Human Microbiome-Links to Health and Disease - Dan Knights, University of Minnesota
The Human Microbiome – An Introduction to the Microbiome and Disease
Dan Knights, University of Minnesota
In this session we will discuss the human microbiome, the complex community of microorganisms living in and on the human body. Microbiome research is a rapidly growing field with connections to a wide variety of human diseases including obesity, diabetes, inflammatory bowel disease, and infectious disease.
Our bodies are home to trillions of microbes, mostly living in our guts. The majority of these bacteria cannot be cultured easily, but with recent advances in DNA sequencing and bioinformatics we have we learned that these “microbiomes” living in us are extremely complex, and that they are not just hitching a ride. The gut microbiome is linked to so many aspects of our health that it has been likened to an additional organ in the human body, one whose complexity we are only just beginning to understand. These bacteria play essential roles in our health and development: they protect us from infection,aid our digestion, help extract and produce vitamins from our diets,and help train our immune systems. Consequently,a bad mixture of bugs,called dysbiosis,may increase risk of obesity, diabetes,cancer, Crohn’s disease, and many other diseases. Recent advances in human microbiome research have fundamentally changed our understanding of how the human body works. Microbiome-based diagnostics and therapeutics are beginning to revolutionize medical thinking and have the potential to enable an new treatments for a wide range of infectious and immunity-related diseases. However,each person harbors dozens or hundreds of different microbial species, and the microbiomes of any two people tend to have surprisingly little overlap in composition.This makes it challenging to identify mechanisms of interaction between our microbiomes and our immune systems and metabolism. This overview talk will be an introduction to microbiome research, explaining how the research is typically conducted,identifying several outstanding challenges, and highlighting several key open questions in the field.

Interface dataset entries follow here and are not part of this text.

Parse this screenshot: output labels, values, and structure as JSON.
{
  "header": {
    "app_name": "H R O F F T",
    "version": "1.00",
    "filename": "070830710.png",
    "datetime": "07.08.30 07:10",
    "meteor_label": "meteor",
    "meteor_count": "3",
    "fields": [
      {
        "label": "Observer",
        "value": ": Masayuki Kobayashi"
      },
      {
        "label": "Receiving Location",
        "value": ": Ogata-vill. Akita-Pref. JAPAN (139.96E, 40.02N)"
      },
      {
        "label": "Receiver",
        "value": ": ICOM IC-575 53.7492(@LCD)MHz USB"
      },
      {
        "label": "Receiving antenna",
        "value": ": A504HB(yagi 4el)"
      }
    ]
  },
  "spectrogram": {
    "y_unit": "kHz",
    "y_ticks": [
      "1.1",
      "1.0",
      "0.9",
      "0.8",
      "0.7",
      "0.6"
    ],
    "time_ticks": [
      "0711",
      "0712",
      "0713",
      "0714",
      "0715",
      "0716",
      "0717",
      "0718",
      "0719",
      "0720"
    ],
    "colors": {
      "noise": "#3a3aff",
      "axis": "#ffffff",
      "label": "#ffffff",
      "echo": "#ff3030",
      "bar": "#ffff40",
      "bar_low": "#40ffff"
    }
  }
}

Background Review Article:
Huttenhower C, Gevers D,Knight R, et al. Structure, Function and Diversity of the Healthy Human Microbiome. Nature 486,207–214 (2012).